by Adam Gidwitz
Reading level: MG
Book type: prose novel
In this mischievous and utterly original debut, Hansel and Gretel walk out of their own story and into eight other classic Grimm-inspired tales. As readers follow the siblings through a forest brimming with menacing foes, they learn the true story behind (and beyond) the bread crumbs, edible houses, and outwitted witches.
Fairy tales have never been more irreverent or subversive as Hansel and Gretel learn to take charge of their destinies and become the clever architects of their own happily ever after.
(synopsis from Goodreads)
While I do like a good fairytale retelling, and I appreciate what the author tried to do here, I just wasn't feeling this one. Perhaps it was just too young for me... or perhaps the moral fell flat for me (because this book comes across as a little preachy at times).
The author took the story of Hansel and Gretel and wove it together with a number of other stories by the Brothers Grimm. That was an interesting idea, and I'll give the author credit for that. However, I do sort of question the appropriateness of Grimm stories as the basis for a middle-grade novel. There is a lot of blood and gore. Beheadings. Amputations. Boiling in oil. Add to that the fact that the framing device is the story of two murderous children, and I'm kind of scratching my head as to why anyone would think this was a good idea.
It's not a long book, but it seemed to take forever to get through. The writing is okay, but nothing special. The author is a fan of said bookisms, while I'm most assuredly not. The story is supposed to be like an old-fashioned fairytale, and yet there were numerous instances where very modern expressions popped up, which were distracting. And, through it all, the author repeatedly interjects, usually to tell the reader to remove young children from the room because something gory is coming up. I'm not sure whether I liked that or not. On the one hand, it disrupted the flow of the narrative. On the other hand, it provided some much-needed relief from the tiresome characters.
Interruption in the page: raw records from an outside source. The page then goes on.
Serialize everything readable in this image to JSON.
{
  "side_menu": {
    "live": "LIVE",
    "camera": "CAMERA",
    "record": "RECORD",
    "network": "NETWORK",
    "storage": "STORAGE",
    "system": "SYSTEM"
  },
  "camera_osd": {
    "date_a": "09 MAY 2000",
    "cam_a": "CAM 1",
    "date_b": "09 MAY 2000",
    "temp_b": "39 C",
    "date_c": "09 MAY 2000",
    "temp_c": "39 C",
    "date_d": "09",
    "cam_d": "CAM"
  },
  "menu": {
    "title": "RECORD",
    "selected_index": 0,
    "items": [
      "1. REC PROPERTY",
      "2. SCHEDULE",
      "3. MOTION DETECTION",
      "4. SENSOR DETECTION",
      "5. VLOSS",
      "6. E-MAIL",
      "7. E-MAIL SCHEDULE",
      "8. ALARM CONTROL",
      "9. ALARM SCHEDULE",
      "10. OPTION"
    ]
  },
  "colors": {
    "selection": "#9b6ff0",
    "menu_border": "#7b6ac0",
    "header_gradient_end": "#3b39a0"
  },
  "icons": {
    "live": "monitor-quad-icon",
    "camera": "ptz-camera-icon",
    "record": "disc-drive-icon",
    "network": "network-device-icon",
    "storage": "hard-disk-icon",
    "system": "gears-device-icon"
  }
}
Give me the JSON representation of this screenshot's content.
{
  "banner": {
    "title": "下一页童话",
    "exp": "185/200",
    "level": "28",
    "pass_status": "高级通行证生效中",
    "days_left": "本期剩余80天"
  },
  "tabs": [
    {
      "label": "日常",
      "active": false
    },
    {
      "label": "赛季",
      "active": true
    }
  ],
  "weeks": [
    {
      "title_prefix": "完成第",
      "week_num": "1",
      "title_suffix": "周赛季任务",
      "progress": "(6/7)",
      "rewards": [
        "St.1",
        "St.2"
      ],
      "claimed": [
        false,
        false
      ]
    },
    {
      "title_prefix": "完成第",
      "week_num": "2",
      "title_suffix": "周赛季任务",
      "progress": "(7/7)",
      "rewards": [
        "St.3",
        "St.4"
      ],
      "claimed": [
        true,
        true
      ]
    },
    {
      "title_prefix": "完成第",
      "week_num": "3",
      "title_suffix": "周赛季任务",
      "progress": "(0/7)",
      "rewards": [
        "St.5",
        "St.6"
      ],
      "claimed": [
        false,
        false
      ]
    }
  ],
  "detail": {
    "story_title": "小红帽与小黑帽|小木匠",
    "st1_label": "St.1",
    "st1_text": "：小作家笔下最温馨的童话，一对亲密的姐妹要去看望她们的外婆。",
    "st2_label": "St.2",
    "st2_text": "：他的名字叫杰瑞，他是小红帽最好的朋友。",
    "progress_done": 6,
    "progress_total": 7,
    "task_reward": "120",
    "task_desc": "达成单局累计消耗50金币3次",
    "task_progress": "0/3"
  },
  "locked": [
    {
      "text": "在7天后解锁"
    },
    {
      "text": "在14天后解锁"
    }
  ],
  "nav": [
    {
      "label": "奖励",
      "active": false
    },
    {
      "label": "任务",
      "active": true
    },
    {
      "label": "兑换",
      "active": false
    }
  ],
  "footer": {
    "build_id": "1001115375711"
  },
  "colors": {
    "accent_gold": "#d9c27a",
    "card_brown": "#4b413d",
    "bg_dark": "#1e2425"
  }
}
The characters are the book's biggest weakness. You know how in fairytales you don't generally know much about a character, other than one or two personality traits and their basic physical appearance? Well, that's what we got here. In fact, I think my favourite character in the whole book is the Devil's grandmother, simply because she's unexpected and provides some comic relief. The king and queen (Hansel and Gretel's parents) are awful people. Murderers, in fact. Hansel does little but make a mess of things and not listen to his sister. Gretel is the voice of wisdom and reason, but she quickly becomes tiresome.
The moral of the story (that children's lives are more valuable because they are innocent and wise and adults' lives are expendable because they're evil and stupid) makes no sense, especially in light of how the story ended (psst, Mr. Gidwitz... children do eventually grow up). I guess kids might like such a sentiment, but as an adult, I found it absurd -- and just a bit insulting.
When I was a child, my mom used to read to me and my sister all the time. She never liked reading us the story of Hansel and Gretel, though. She'd always say it was a story about a couple of thieves and murderers. Adam Gidwitz has managed to take that to a whole new level with this book!
But before he left, the Devil announced that he could not find his glasses. He was furious, for he could barely see without them. "I hardly recognize you, Grandmother!" he shouted. "Where in Hell did I put them?"
"Devil knows!" his grandmother said.
"No, he doesn't!" he shouted. Eventually he stormed out of the house without his glasses, grumbling about telling one sinner from another and wasting a perfectly good day of damnation.
Recommended to: die-hard fairytale retelling fans
Writing & Editing: 3/5
Overall Rating: 2.57 out of 5 ladybugs